[Dataset excerpts]
......

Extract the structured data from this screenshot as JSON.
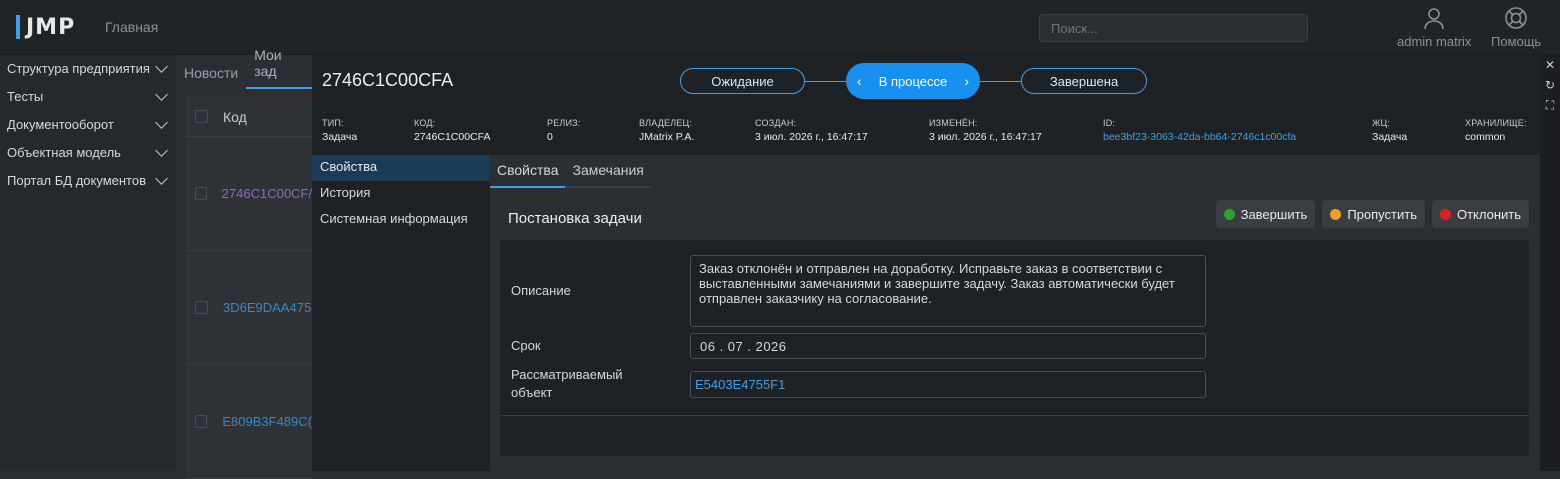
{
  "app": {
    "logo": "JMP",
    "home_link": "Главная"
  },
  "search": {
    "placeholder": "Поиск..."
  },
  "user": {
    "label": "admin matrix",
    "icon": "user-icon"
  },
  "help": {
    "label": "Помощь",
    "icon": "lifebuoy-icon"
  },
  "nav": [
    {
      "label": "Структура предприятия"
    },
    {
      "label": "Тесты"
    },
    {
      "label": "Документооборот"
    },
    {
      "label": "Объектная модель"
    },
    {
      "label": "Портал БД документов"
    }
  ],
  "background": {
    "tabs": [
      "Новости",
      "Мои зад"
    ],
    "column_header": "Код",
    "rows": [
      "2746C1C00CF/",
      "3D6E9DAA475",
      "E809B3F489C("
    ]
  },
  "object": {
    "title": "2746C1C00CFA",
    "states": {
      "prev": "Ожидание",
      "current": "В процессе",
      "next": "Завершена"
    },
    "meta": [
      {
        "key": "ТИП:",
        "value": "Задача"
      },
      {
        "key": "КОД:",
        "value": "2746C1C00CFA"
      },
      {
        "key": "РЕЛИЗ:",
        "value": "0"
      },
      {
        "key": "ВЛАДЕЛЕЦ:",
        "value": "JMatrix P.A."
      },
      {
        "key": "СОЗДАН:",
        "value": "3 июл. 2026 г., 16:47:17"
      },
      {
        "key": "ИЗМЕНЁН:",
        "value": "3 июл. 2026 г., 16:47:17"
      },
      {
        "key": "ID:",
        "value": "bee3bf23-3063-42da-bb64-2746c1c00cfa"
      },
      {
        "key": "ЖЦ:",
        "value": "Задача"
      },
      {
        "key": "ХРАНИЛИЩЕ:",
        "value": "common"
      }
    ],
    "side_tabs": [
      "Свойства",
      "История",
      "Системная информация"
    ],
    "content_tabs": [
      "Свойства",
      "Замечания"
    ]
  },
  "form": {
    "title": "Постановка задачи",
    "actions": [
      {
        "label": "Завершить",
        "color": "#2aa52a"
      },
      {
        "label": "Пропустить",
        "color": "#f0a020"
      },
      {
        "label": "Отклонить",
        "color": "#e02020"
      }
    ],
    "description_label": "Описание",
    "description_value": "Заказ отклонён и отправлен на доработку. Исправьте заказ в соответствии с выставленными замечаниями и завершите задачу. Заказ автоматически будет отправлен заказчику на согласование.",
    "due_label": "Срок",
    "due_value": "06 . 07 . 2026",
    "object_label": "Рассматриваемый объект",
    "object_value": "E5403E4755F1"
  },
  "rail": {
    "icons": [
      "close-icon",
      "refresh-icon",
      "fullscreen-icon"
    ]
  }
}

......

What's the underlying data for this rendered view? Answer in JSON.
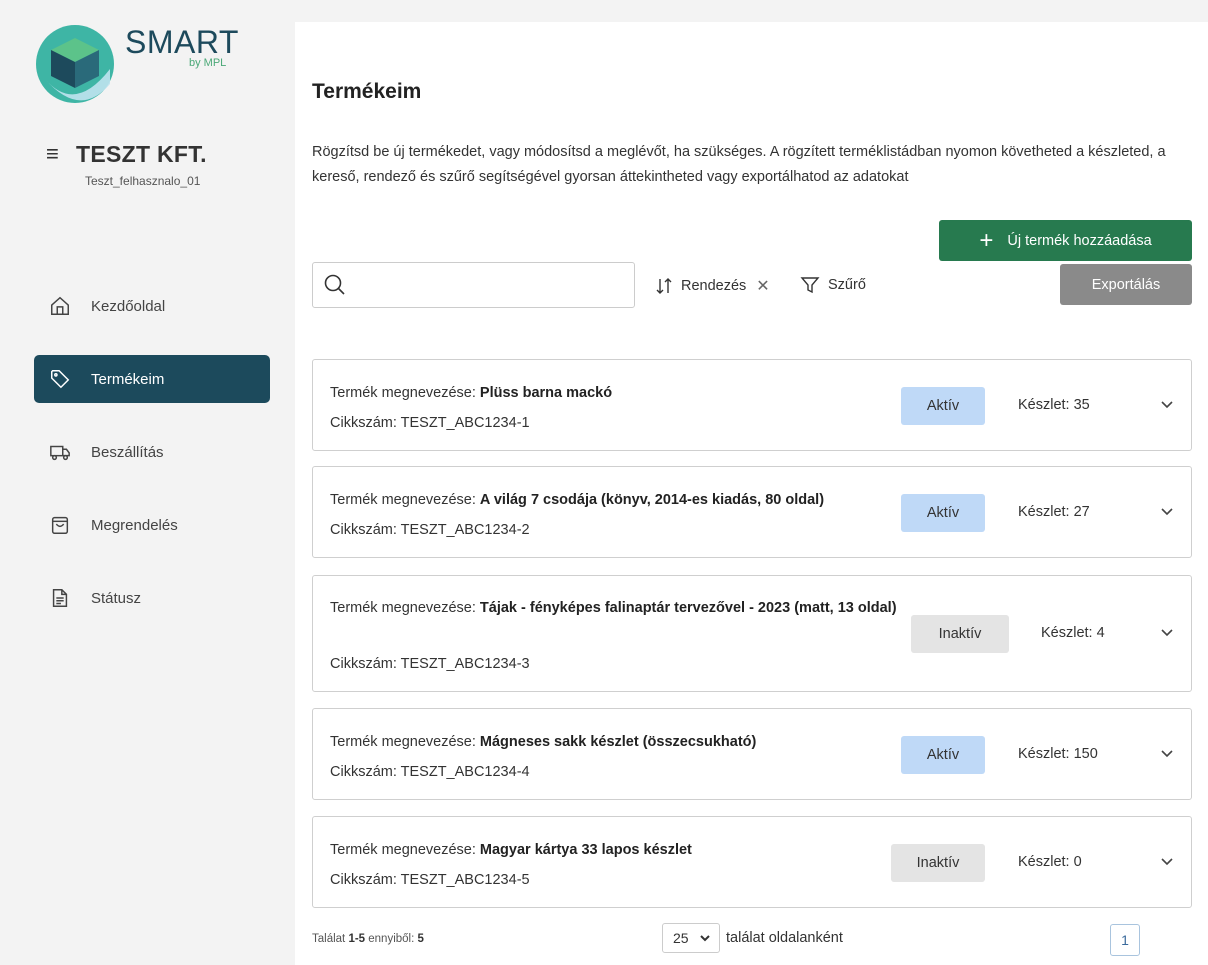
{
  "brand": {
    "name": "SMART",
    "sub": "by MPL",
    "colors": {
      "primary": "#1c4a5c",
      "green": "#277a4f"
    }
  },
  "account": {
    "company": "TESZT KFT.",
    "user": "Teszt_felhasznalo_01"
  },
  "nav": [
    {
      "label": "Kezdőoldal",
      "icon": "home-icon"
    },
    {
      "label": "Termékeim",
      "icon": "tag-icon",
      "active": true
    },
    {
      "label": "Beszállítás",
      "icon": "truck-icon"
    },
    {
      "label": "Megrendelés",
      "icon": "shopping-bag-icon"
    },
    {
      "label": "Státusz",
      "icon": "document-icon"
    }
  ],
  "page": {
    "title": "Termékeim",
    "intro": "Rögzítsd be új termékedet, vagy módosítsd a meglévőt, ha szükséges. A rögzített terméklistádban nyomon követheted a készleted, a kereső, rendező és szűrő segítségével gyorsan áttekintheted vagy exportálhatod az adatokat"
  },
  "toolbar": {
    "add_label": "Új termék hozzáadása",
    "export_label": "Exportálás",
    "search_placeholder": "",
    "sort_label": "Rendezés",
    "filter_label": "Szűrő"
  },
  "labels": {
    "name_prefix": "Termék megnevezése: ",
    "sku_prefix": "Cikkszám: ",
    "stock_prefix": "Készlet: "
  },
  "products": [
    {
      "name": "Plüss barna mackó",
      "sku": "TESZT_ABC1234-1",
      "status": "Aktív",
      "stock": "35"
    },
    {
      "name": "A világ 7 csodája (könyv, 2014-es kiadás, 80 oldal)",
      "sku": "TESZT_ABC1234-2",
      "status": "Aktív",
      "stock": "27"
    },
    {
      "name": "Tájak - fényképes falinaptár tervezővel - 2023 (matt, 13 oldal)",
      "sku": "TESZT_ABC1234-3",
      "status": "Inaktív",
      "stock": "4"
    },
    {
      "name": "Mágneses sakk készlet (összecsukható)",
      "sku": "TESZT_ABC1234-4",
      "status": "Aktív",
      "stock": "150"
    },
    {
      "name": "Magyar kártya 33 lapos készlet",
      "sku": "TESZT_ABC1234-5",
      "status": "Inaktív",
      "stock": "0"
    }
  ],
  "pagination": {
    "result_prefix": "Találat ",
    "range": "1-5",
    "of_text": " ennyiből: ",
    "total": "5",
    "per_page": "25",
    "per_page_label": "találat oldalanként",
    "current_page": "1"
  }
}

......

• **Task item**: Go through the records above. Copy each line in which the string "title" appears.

• **Written solution**:
    "title": "2746C1C00CFA",
    "title": "Постановка задачи",
    "title": "Termékeim",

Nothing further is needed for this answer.